Page and application data records:

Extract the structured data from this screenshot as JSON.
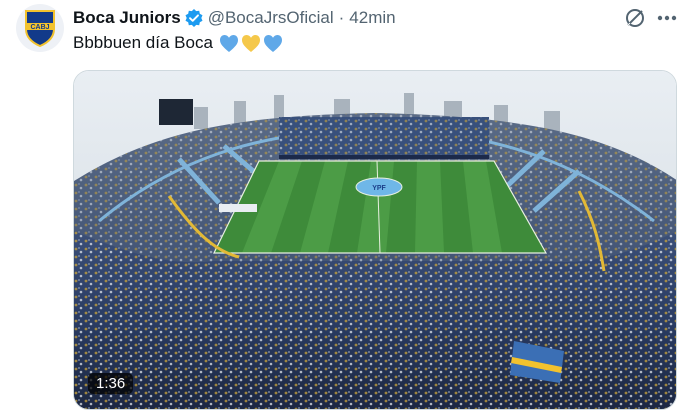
{
  "tweet": {
    "author_name": "Boca Juniors",
    "handle": "@BocaJrsOficial",
    "separator": "·",
    "time": "42min",
    "text": "Bbbbuen día Boca",
    "hearts": [
      "blue",
      "yellow",
      "blue"
    ],
    "avatar_label": "CABJ",
    "video_duration": "1:36",
    "field_logo": "YPF"
  },
  "icons": {
    "verified": "verified-badge-icon",
    "grok": "grok-icon",
    "more": "more-options-icon"
  },
  "colors": {
    "verified": "#1d9bf0",
    "heart_blue": "#5fa8e8",
    "heart_yellow": "#f5c84a",
    "club_blue": "#123a8a",
    "club_gold": "#f2c22e"
  }
}
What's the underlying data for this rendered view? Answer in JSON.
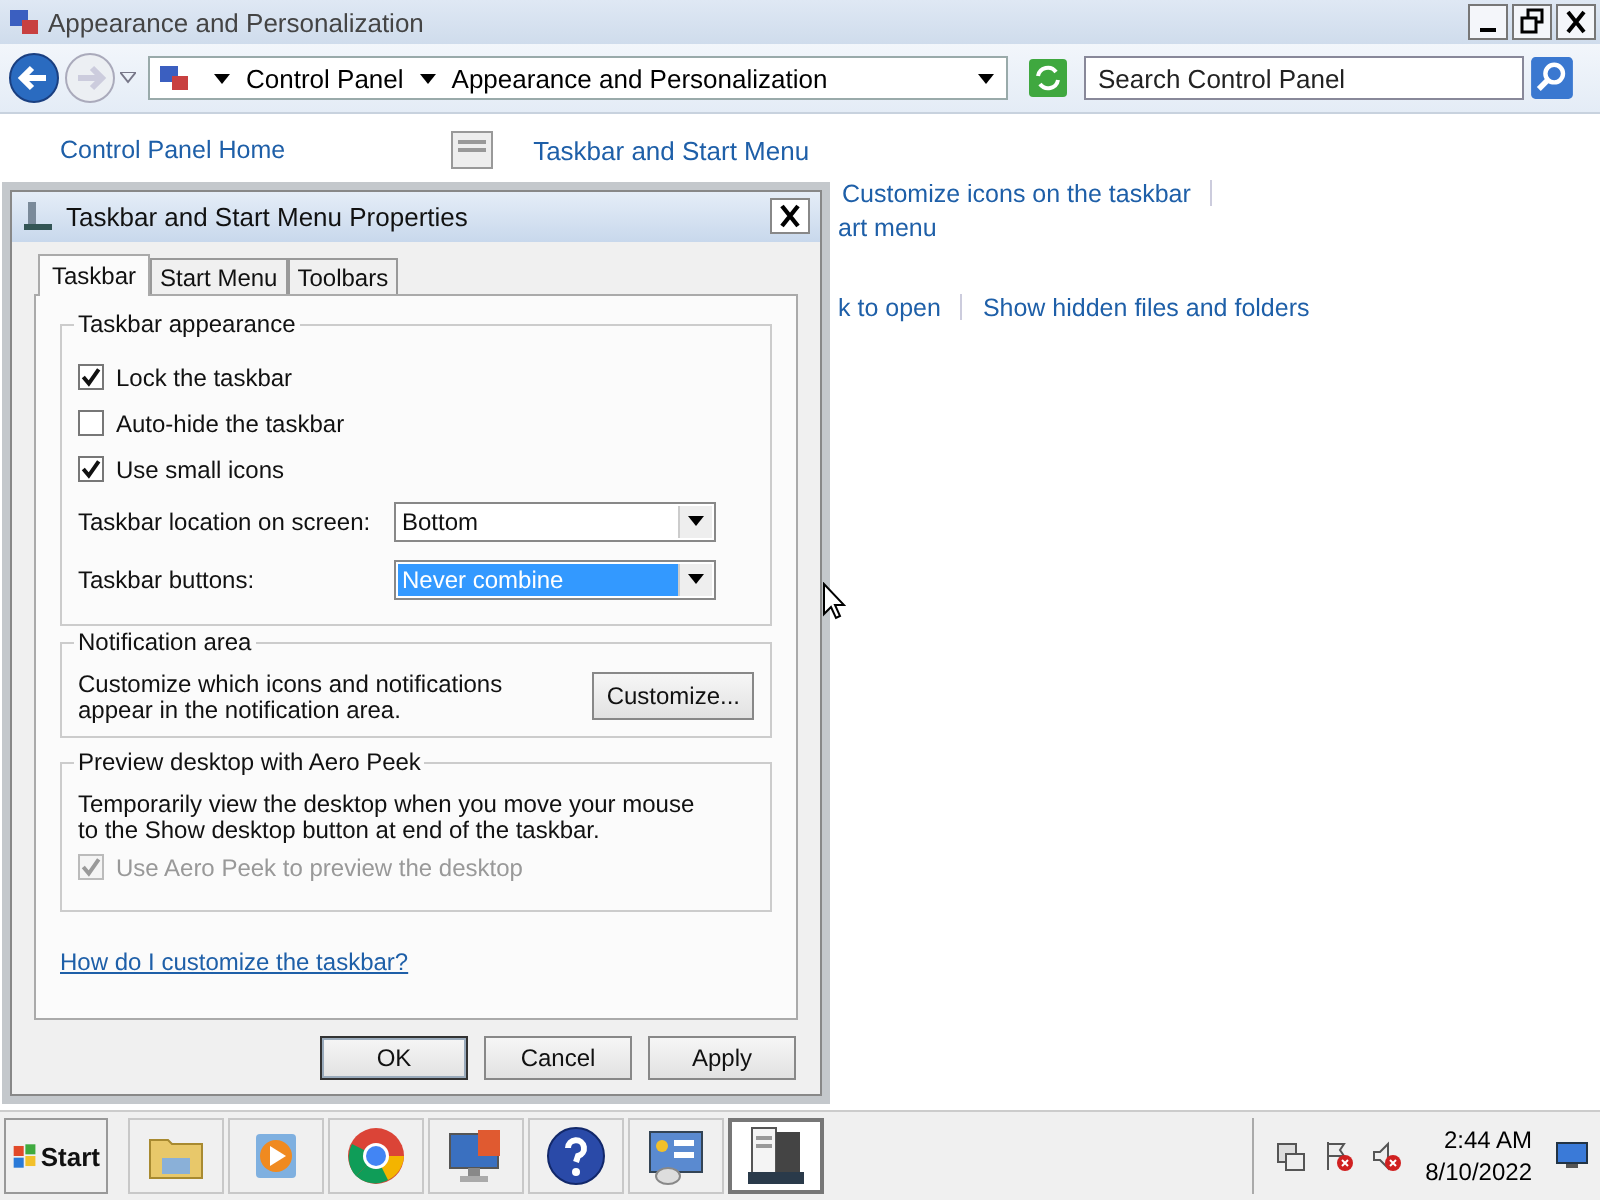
{
  "window": {
    "title": "Appearance and Personalization"
  },
  "address_bar": {
    "crumbs": [
      "Control Panel",
      "Appearance and Personalization"
    ]
  },
  "search": {
    "placeholder": "Search Control Panel"
  },
  "content": {
    "sidebar_link": "Control Panel Home",
    "heading_link": "Taskbar and Start Menu",
    "rows": [
      {
        "links": [
          "Customize icons on the taskbar"
        ],
        "trailing_separator": true
      },
      {
        "links": [
          "art menu"
        ],
        "trailing_separator": false
      },
      {
        "links": [
          "k to open",
          "Show hidden files and folders"
        ],
        "trailing_separator": false
      }
    ]
  },
  "dialog": {
    "title": "Taskbar and Start Menu Properties",
    "tabs": [
      {
        "label": "Taskbar",
        "selected": true
      },
      {
        "label": "Start Menu",
        "selected": false
      },
      {
        "label": "Toolbars",
        "selected": false
      }
    ],
    "appearance": {
      "title": "Taskbar appearance",
      "checkboxes": [
        {
          "label": "Lock the taskbar",
          "checked": true
        },
        {
          "label": "Auto-hide the taskbar",
          "checked": false
        },
        {
          "label": "Use small icons",
          "checked": true
        }
      ],
      "selects": [
        {
          "label": "Taskbar location on screen:",
          "value": "Bottom",
          "focused": false
        },
        {
          "label": "Taskbar buttons:",
          "value": "Never combine",
          "focused": true
        }
      ]
    },
    "notification": {
      "title": "Notification area",
      "text": "Customize which icons and notifications appear in the notification area.",
      "button": "Customize..."
    },
    "peek": {
      "title": "Preview desktop with Aero Peek",
      "text": "Temporarily view the desktop when you move your mouse to the Show desktop button at end of the taskbar.",
      "checkbox": {
        "label": "Use Aero Peek to preview the desktop",
        "checked": true,
        "disabled": true
      }
    },
    "help_link": "How do I customize the taskbar?",
    "buttons": [
      {
        "label": "OK",
        "default": true
      },
      {
        "label": "Cancel",
        "default": false
      },
      {
        "label": "Apply",
        "default": false
      }
    ]
  },
  "taskbar": {
    "start": "Start",
    "apps": [
      {
        "kind": "folder",
        "active": false
      },
      {
        "kind": "media",
        "active": false
      },
      {
        "kind": "browser",
        "active": false
      },
      {
        "kind": "monitor",
        "active": false
      },
      {
        "kind": "help",
        "active": false
      },
      {
        "kind": "panel",
        "active": false
      },
      {
        "kind": "server",
        "active": true
      }
    ],
    "tray": [
      {
        "kind": "network"
      },
      {
        "kind": "flag"
      },
      {
        "kind": "speaker"
      }
    ],
    "time": "2:44 AM",
    "date": "8/10/2022"
  }
}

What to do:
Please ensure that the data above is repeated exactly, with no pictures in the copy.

Completed task:
Extract the structured data from this screenshot as JSON.
{
  "tweet": {
    "author_name": "Boca Juniors",
    "handle": "@BocaJrsOficial",
    "separator": "·",
    "time": "42min",
    "text": "Bbbbuen día Boca",
    "hearts": [
      "blue",
      "yellow",
      "blue"
    ],
    "avatar_label": "CABJ",
    "video_duration": "1:36",
    "field_logo": "YPF"
  },
  "icons": {
    "verified": "verified-badge-icon",
    "grok": "grok-icon",
    "more": "more-options-icon"
  },
  "colors": {
    "verified": "#1d9bf0",
    "heart_blue": "#5fa8e8",
    "heart_yellow": "#f5c84a",
    "club_blue": "#123a8a",
    "club_gold": "#f2c22e"
  }
}
What's the underlying data for this rendered view? Answer in JSON.
{
  "window": {
    "title": "Appearance and Personalization"
  },
  "address_bar": {
    "crumbs": [
      "Control Panel",
      "Appearance and Personalization"
    ]
  },
  "search": {
    "placeholder": "Search Control Panel"
  },
  "content": {
    "sidebar_link": "Control Panel Home",
    "heading_link": "Taskbar and Start Menu",
    "rows": [
      {
        "links": [
          "Customize icons on the taskbar"
        ],
        "trailing_separator": true
      },
      {
        "links": [
          "art menu"
        ],
        "trailing_separator": false
      },
      {
        "links": [
          "k to open",
          "Show hidden files and folders"
        ],
        "trailing_separator": false
      }
    ]
  },
  "dialog": {
    "title": "Taskbar and Start Menu Properties",
    "tabs": [
      {
        "label": "Taskbar",
        "selected": true
      },
      {
        "label": "Start Menu",
        "selected": false
      },
      {
        "label": "Toolbars",
        "selected": false
      }
    ],
    "appearance": {
      "title": "Taskbar appearance",
      "checkboxes": [
        {
          "label": "Lock the taskbar",
          "checked": true
        },
        {
          "label": "Auto-hide the taskbar",
          "checked": false
        },
        {
          "label": "Use small icons",
          "checked": true
        }
      ],
      "selects": [
        {
          "label": "Taskbar location on screen:",
          "value": "Bottom",
          "focused": false
        },
        {
          "label": "Taskbar buttons:",
          "value": "Never combine",
          "focused": true
        }
      ]
    },
    "notification": {
      "title": "Notification area",
      "text": "Customize which icons and notifications appear in the notification area.",
      "button": "Customize..."
    },
    "peek": {
      "title": "Preview desktop with Aero Peek",
      "text": "Temporarily view the desktop when you move your mouse to the Show desktop button at end of the taskbar.",
      "checkbox": {
        "label": "Use Aero Peek to preview the desktop",
        "checked": true,
        "disabled": true
      }
    },
    "help_link": "How do I customize the taskbar?",
    "buttons": [
      {
        "label": "OK",
        "default": true
      },
      {
        "label": "Cancel",
        "default": false
      },
      {
        "label": "Apply",
        "default": false
      }
    ]
  },
  "taskbar": {
    "start": "Start",
    "apps": [
      {
        "kind": "folder",
        "active": false
      },
      {
        "kind": "media",
        "active": false
      },
      {
        "kind": "browser",
        "active": false
      },
      {
        "kind": "monitor",
        "active": false
      },
      {
        "kind": "help",
        "active": false
      },
      {
        "kind": "panel",
        "active": false
      },
      {
        "kind": "server",
        "active": true
      }
    ],
    "tray": [
      {
        "kind": "network"
      },
      {
        "kind": "flag"
      },
      {
        "kind": "speaker"
      }
    ],
    "time": "2:44 AM",
    "date": "8/10/2022"
  }
}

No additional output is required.